**YOUR OBJECTIVE**
The response has to be every entry, printed word for word.

-*-*-

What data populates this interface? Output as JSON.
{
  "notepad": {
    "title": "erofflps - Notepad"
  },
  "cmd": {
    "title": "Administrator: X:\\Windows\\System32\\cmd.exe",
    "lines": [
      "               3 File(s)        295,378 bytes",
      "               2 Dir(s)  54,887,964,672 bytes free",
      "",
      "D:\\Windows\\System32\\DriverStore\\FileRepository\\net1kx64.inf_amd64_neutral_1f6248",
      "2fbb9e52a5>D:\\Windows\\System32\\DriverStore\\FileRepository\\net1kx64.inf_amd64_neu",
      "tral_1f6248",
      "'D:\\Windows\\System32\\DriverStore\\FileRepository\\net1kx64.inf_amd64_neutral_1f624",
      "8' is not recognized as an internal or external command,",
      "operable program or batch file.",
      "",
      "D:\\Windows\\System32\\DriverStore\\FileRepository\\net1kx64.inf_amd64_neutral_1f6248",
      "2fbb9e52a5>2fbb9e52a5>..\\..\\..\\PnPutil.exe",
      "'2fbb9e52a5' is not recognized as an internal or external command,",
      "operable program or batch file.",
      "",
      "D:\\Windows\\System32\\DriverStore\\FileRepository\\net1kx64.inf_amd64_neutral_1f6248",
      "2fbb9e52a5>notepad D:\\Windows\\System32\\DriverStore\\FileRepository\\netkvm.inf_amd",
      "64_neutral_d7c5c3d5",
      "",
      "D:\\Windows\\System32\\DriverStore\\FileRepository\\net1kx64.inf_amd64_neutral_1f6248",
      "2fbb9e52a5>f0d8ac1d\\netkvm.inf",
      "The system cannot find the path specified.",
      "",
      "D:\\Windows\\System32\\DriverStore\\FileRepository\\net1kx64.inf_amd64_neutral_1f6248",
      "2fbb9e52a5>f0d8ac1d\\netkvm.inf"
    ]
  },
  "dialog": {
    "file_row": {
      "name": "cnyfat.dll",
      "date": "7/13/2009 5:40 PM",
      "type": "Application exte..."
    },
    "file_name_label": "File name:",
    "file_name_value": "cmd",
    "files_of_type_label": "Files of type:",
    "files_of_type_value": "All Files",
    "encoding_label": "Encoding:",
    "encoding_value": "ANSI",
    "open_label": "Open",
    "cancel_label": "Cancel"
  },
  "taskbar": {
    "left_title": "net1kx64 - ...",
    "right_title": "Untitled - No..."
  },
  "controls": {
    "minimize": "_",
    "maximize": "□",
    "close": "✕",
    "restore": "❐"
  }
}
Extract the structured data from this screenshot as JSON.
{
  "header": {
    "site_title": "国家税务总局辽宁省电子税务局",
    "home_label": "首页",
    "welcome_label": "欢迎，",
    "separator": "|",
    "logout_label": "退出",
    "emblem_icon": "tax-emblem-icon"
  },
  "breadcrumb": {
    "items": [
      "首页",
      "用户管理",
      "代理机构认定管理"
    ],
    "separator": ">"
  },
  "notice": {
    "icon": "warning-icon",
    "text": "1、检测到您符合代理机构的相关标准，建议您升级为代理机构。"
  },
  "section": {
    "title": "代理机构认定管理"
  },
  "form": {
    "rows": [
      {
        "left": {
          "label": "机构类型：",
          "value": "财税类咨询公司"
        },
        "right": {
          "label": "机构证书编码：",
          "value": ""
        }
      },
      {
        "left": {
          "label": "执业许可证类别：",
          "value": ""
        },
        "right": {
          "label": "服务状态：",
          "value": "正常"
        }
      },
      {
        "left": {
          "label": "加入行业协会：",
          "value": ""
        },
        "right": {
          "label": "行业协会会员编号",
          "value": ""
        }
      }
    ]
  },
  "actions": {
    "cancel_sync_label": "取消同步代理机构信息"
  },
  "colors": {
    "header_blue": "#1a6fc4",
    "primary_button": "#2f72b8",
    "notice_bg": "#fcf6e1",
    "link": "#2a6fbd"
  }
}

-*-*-

**TASK OUTPUT**
What data populates this interface? Output as JSON.
{
  "notepad": {
    "title": "erofflps - Notepad"
  },
  "cmd": {
    "title": "Administrator: X:\\Windows\\System32\\cmd.exe",
    "lines": [
      "               3 File(s)        295,378 bytes",
      "               2 Dir(s)  54,887,964,672 bytes free",
      "",
      "D:\\Windows\\System32\\DriverStore\\FileRepository\\net1kx64.inf_amd64_neutral_1f6248",
      "2fbb9e52a5>D:\\Windows\\System32\\DriverStore\\FileRepository\\net1kx64.inf_amd64_neu",
      "tral_1f6248",
      "'D:\\Windows\\System32\\DriverStore\\FileRepository\\net1kx64.inf_amd64_neutral_1f624",
      "8' is not recognized as an internal or external command,",
      "operable program or batch file.",
      "",
      "D:\\Windows\\System32\\DriverStore\\FileRepository\\net1kx64.inf_amd64_neutral_1f6248",
      "2fbb9e52a5>2fbb9e52a5>..\\..\\..\\PnPutil.exe",
      "'2fbb9e52a5' is not recognized as an internal or external command,",
      "operable program or batch file.",
      "",
      "D:\\Windows\\System32\\DriverStore\\FileRepository\\net1kx64.inf_amd64_neutral_1f6248",
      "2fbb9e52a5>notepad D:\\Windows\\System32\\DriverStore\\FileRepository\\netkvm.inf_amd",
      "64_neutral_d7c5c3d5",
      "",
      "D:\\Windows\\System32\\DriverStore\\FileRepository\\net1kx64.inf_amd64_neutral_1f6248",
      "2fbb9e52a5>f0d8ac1d\\netkvm.inf",
      "The system cannot find the path specified.",
      "",
      "D:\\Windows\\System32\\DriverStore\\FileRepository\\net1kx64.inf_amd64_neutral_1f6248",
      "2fbb9e52a5>f0d8ac1d\\netkvm.inf"
    ]
  },
  "dialog": {
    "file_row": {
      "name": "cnyfat.dll",
      "date": "7/13/2009 5:40 PM",
      "type": "Application exte..."
    },
    "file_name_label": "File name:",
    "file_name_value": "cmd",
    "files_of_type_label": "Files of type:",
    "files_of_type_value": "All Files",
    "encoding_label": "Encoding:",
    "encoding_value": "ANSI",
    "open_label": "Open",
    "cancel_label": "Cancel"
  },
  "taskbar": {
    "left_title": "net1kx64 - ...",
    "right_title": "Untitled - No..."
  },
  "controls": {
    "minimize": "_",
    "maximize": "□",
    "close": "✕",
    "restore": "❐"
  }
}
Extract the structured data from this screenshot as JSON.
{
  "header": {
    "site_title": "国家税务总局辽宁省电子税务局",
    "home_label": "首页",
    "welcome_label": "欢迎，",
    "separator": "|",
    "logout_label": "退出",
    "emblem_icon": "tax-emblem-icon"
  },
  "breadcrumb": {
    "items": [
      "首页",
      "用户管理",
      "代理机构认定管理"
    ],
    "separator": ">"
  },
  "notice": {
    "icon": "warning-icon",
    "text": "1、检测到您符合代理机构的相关标准，建议您升级为代理机构。"
  },
  "section": {
    "title": "代理机构认定管理"
  },
  "form": {
    "rows": [
      {
        "left": {
          "label": "机构类型：",
          "value": "财税类咨询公司"
        },
        "right": {
          "label": "机构证书编码：",
          "value": ""
        }
      },
      {
        "left": {
          "label": "执业许可证类别：",
          "value": ""
        },
        "right": {
          "label": "服务状态：",
          "value": "正常"
        }
      },
      {
        "left": {
          "label": "加入行业协会：",
          "value": ""
        },
        "right": {
          "label": "行业协会会员编号",
          "value": ""
        }
      }
    ]
  },
  "actions": {
    "cancel_sync_label": "取消同步代理机构信息"
  },
  "colors": {
    "header_blue": "#1a6fc4",
    "primary_button": "#2f72b8",
    "notice_bg": "#fcf6e1",
    "link": "#2a6fbd"
  }
}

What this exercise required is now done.